An insurance protection class is developed by ISO (Insurance Services Office) and ranges between 1 and 10. Also known as a ‘Fire Protection Class,’ it is based on your distance to a water source, how quickly the nearest fire department can respond in the event of a fire, and what equipment they have.
Here are some of the things they’ve historically looked at:
What kind of trucks do they have?
How many trucks?
How much water can the trucks hold?
How much water can they pump per minute?
How close is the house to a fire hydrant?
How many firemen are employed?
Are they employed or is it volunteer?
They have evaluated the layout of the land in the past and has scored each area accordingly. Depending on what area your home is located in, that will determine your score. Changes happen from time to time as towns and cities expand, but it’s been a stable concept.
Prices generally increase as you move from Protection Class 1 to 10. Classes 9 and 10 tend to indicate that you are in the country, meaning it may take a little longer for the fire department to get there so your insurance rates may be higher as a result. In fact, there may be some insurance companies may shy away altogether from Classes 9 and 10.
Is this really the best way to be scoring things anymore? Hasn’t technology improved to a point where we can get faster response?
Some insurance companies are looking very closely at this. They are considering other factors to determine the real risk of a total loss and weighing them along with the Protection Class to determine the true risk. They understand that as technology, data and information improves, so does speed and precision.
These companies are using alternative means to calculate the risk level by evaluating the distance to the primary responding fire station and the quality of the water supply. One company our agency works with has come up with their own system by doing this. Instead of rating the location by classes 1-10, they have only three ratings that are to be applied to the property: Protected, Partially Protected, and Unprotected.
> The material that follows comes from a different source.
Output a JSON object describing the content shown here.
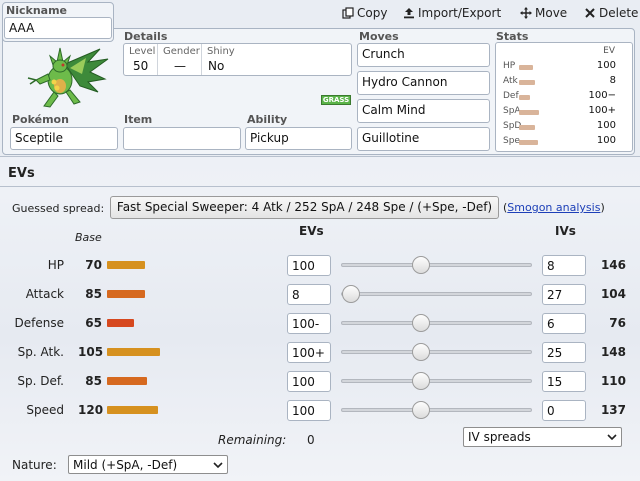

The idea is to be more accurate in calculating the likelihood of a severe fire loss. The Insurance Protection Class is still listed on the policy forms, but only as a ‘backup’ rating element for analysis and for situations where the new rating cannot be returned. Overall, since this company decided to switch to this method, it’s been more beneficial to those on the outskirts of a town or city, or just out far enough that under the PC class they may have been classed as a PC-9, but are now listed as ‘Partially Protected.’
Not every insurance company has made the decision to consider other factors into their rating systems yet regarding insurance protection classes, but it’s something to keep your eye on – especially if you live in the country and have no intention of every moving into the city. These things are always changing so it’s good to review your policy with your agent every year to see what the best situation is for you.
Course of Action:Check with your agent to see if your homeowners insurance carrier is using traditional Protection Class valuations to determine your home’s level of risk, or if they’ve started incorporating other factors into their protection ratings. Find out which is best for you. If you’re unsure or if you’d like to reevaluate entirely, click here for a quote with our agency.